-The choices, whether it be at a coffee shop or in the gourmet grocery store. Instant gratification on so many levels, but also could be paralyzing to make a selection with so many options. For example, Melinda and I went through a drive through café with free flavored syrup for the coffee and Melinda asked if they had sugar free alternatives and yes they said that they had “only” 8 options. It was difficult not to get caught up in the consumerism which we’d done such a good job of shedding in our experience in Costa Rica. We’ll have to ponder how we’ll maintain this consumer independence when we move back as the urge to spend and consume is so strong, especially after a couple of years of having less choice, which is not such a bad thing.
-We had to remind ourselves that people are generally on-time. We also found ourselves rushing around to make it to the many appointments, chores, visiting friends/family, etc. Was this the pace we sustained before our PC journey?

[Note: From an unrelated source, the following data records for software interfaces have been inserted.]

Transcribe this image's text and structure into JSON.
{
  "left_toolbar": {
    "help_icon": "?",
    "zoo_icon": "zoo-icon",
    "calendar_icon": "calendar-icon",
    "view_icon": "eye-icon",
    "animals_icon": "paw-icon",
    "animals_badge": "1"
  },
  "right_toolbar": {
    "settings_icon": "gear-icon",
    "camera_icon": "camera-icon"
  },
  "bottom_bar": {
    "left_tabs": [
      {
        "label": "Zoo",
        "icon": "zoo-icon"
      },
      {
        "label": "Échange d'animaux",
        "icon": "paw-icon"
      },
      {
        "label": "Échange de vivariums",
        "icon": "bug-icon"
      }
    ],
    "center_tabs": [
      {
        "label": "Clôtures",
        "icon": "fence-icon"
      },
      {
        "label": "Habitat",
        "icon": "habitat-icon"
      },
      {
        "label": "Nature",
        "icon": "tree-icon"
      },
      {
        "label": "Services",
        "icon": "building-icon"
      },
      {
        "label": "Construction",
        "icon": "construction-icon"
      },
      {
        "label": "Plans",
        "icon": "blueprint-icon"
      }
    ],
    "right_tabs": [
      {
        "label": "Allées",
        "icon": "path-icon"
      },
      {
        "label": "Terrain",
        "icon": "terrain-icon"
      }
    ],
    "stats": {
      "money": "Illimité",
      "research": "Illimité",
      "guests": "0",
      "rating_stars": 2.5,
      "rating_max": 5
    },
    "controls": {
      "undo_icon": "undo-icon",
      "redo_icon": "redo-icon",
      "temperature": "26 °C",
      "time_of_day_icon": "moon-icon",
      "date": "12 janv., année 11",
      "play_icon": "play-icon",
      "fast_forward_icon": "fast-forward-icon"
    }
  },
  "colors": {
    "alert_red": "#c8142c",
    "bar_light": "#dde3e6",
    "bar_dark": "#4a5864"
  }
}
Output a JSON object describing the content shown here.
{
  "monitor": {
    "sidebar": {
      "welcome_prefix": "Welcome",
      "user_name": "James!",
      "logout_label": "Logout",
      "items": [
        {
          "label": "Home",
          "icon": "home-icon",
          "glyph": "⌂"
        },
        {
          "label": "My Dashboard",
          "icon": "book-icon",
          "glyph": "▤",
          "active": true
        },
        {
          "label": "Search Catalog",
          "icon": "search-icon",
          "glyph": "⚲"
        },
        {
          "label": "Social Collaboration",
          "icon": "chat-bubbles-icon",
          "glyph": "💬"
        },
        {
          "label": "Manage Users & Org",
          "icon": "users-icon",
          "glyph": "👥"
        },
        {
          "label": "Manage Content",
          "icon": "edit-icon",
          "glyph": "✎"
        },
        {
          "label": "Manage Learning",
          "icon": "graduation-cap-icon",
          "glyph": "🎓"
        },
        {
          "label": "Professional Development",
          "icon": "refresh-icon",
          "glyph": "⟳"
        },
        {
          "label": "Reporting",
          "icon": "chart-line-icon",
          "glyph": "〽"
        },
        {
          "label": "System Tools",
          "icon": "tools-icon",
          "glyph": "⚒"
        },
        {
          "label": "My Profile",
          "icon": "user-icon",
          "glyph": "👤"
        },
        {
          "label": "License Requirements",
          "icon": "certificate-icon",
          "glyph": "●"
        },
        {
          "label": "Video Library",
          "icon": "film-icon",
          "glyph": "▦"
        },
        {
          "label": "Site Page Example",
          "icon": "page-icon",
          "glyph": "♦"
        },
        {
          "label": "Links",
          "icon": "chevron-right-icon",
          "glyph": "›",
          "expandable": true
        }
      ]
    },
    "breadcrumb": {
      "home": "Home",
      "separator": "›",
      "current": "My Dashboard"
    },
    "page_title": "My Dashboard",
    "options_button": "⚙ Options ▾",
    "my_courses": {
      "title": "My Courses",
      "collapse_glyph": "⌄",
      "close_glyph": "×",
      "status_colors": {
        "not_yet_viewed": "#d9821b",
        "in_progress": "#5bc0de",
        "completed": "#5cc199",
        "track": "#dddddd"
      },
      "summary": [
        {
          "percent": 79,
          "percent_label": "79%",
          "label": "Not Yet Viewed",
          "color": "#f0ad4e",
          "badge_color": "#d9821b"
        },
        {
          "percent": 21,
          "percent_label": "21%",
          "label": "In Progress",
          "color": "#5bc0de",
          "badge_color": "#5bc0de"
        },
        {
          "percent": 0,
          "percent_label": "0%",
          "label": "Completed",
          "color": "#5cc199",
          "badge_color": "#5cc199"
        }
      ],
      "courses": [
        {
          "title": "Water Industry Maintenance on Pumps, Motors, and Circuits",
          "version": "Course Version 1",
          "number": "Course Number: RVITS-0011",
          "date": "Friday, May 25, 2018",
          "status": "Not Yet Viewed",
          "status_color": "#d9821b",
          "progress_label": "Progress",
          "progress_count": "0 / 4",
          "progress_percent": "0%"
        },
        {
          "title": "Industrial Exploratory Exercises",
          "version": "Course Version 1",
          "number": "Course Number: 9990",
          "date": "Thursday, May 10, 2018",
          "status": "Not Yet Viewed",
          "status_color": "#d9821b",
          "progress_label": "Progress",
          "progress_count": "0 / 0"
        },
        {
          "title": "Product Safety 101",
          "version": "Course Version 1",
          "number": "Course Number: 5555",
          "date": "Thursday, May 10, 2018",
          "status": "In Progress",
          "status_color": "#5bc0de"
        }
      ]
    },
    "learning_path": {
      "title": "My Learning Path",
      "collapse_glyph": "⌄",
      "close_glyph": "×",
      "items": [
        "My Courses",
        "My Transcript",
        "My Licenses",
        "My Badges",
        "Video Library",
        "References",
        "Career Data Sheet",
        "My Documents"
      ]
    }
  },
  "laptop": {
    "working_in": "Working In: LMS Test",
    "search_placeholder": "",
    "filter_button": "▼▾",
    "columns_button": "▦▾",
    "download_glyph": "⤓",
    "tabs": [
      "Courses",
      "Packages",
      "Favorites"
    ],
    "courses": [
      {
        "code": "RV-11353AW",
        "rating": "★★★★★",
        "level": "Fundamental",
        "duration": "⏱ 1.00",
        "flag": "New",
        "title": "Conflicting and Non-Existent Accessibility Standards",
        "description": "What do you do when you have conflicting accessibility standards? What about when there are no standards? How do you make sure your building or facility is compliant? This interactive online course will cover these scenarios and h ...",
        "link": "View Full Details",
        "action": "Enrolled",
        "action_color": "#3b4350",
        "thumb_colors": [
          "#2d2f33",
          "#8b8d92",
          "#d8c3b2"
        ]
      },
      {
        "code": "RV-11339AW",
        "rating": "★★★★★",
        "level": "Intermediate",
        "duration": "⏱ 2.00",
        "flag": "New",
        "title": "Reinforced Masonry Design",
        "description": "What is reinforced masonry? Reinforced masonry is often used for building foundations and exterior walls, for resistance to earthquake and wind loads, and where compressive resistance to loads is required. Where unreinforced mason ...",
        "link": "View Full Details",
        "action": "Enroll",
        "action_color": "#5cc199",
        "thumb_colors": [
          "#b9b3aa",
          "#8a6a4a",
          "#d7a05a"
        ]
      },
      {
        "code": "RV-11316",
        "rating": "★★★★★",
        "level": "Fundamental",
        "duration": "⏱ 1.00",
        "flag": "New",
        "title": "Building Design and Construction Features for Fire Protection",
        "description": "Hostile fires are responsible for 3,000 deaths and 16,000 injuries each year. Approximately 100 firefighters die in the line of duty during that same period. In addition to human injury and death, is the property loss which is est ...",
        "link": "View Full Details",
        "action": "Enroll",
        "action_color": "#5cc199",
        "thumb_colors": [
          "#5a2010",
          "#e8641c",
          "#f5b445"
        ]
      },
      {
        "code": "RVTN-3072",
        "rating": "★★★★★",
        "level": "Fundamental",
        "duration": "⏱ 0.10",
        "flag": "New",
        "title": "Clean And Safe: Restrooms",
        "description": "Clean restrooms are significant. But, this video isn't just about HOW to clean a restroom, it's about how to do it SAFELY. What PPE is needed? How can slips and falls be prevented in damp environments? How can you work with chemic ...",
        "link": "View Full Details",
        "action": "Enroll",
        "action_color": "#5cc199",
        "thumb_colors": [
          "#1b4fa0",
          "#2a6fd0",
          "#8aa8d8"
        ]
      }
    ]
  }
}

-We found ourselves appreciating the humidity of Costa Rica. Our lips were chapped and our skin dry. I also had a ton of allergies which I didn’t have in Costa Rica (strange with all the foliage in CR).
-The roads are so efficient and so flat. We drove a newly paved stretch near Emeryville in the East Bay and it felt like heaven.
At the end of the day, whether we have one foot in Costa Rica or the other foot in the US, what I realized from our trip is that perhaps the most important element which I will take from my Peace Corps experience is appreciation. Simply put, when you have less and when you see others have less, you appreciate more. I believe the yoga practice that Melinda and I have also taken up during our service has also reinforced this sense of appreciation. We, especially as Americans, have so many things to be thankful for. There are aspects of living in the States which are far from ideal, equally with living here in Costa Rica. However, both places offer something different, something unexpected, but sometimes so evidentially essential that you wouldn’t notice it if you hadn’t taken the time to stop, listen and allow yourself the opportunity to feel grateful.
Once again, thanks and much love to our family and friends who’ve supported us along this journey.